Sony’s PlayStation 4 was falsely reported as a tool used by the terrorists who planned the Paris attacks.
The claim, which was reported by a Forbes reporter and picked up by widely by other press outlets, pointed to a conference at which Belgian federal interior minister Jan Jambon spoke of ISIS’s preference for using the console for communication. Outlets that statement and ran with it, along the way adding that a console was found at the attacker’s apartment.
The problem was that Jambon’s interview happened three days before the attacks and was in reference to Belgium’s security weaknesses in a broad sense. And the news of the PS4 being found in an attacker’s apartment? It was an editing error, according to the Forbes reporter who admitted to gaming publication Kotaku that his story was wrong.

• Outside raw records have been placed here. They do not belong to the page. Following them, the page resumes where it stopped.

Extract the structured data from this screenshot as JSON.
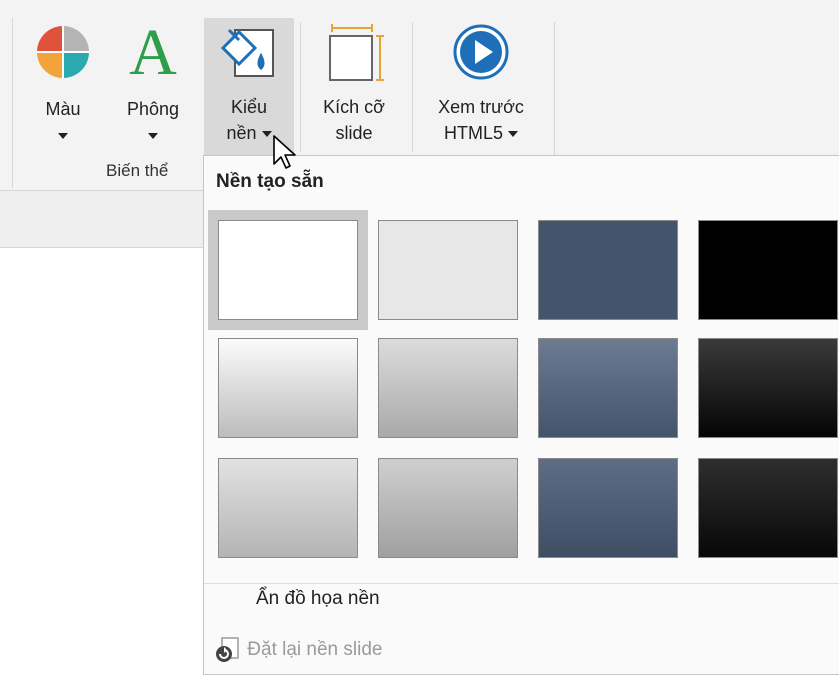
{
  "ribbon": {
    "colors_button": {
      "label": "Màu",
      "icon": "color-palette-icon"
    },
    "fonts_button": {
      "label": "Phông",
      "icon": "font-a-icon"
    },
    "background_button": {
      "label_line1": "Kiểu",
      "label_line2": "nền",
      "icon": "paint-bucket-icon"
    },
    "slide_size_button": {
      "label_line1": "Kích cỡ",
      "label_line2": "slide",
      "icon": "slide-size-icon"
    },
    "preview_button": {
      "label_line1": "Xem trước",
      "label_line2": "HTML5",
      "icon": "play-circle-icon"
    },
    "group_label": "Biến thể"
  },
  "dropdown": {
    "section_title": "Nền tạo sẵn",
    "hide_graphics": "Ẩn đồ họa nền",
    "reset_background": "Đặt lại nền slide",
    "reset_icon": "reset-background-icon",
    "selected_index": 0,
    "tiles": [
      {
        "name": "white-solid",
        "color": "#ffffff"
      },
      {
        "name": "light-gray-solid",
        "color": "#e7e7e7"
      },
      {
        "name": "slate-blue-solid",
        "color": "#44546a"
      },
      {
        "name": "black-solid",
        "color": "#000000"
      },
      {
        "name": "white-gradient",
        "color": "#dedede"
      },
      {
        "name": "gray-gradient",
        "color": "#c4c4c4"
      },
      {
        "name": "slate-blue-gradient",
        "color": "#5b6a80"
      },
      {
        "name": "black-gradient",
        "color": "#202020"
      },
      {
        "name": "white-gradient-2",
        "color": "#d8d8d8"
      },
      {
        "name": "gray-gradient-2",
        "color": "#bdbdbd"
      },
      {
        "name": "slate-blue-gradient-2",
        "color": "#56657c"
      },
      {
        "name": "black-gradient-2",
        "color": "#1a1a1a"
      }
    ]
  }
}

While this specific instance turned out to be false, there have been cases in the past where games and gaming hardware have been used by terrorists. A 14-year-old Austrian boy was arrested last year for allegedly downloading bomb-making plans to his PlayStation. The 2013 Snowden leaks also pointed to the NSA watching popular games like “World of Warcraft” and “Second Life,” presumably for hints of terror plannings.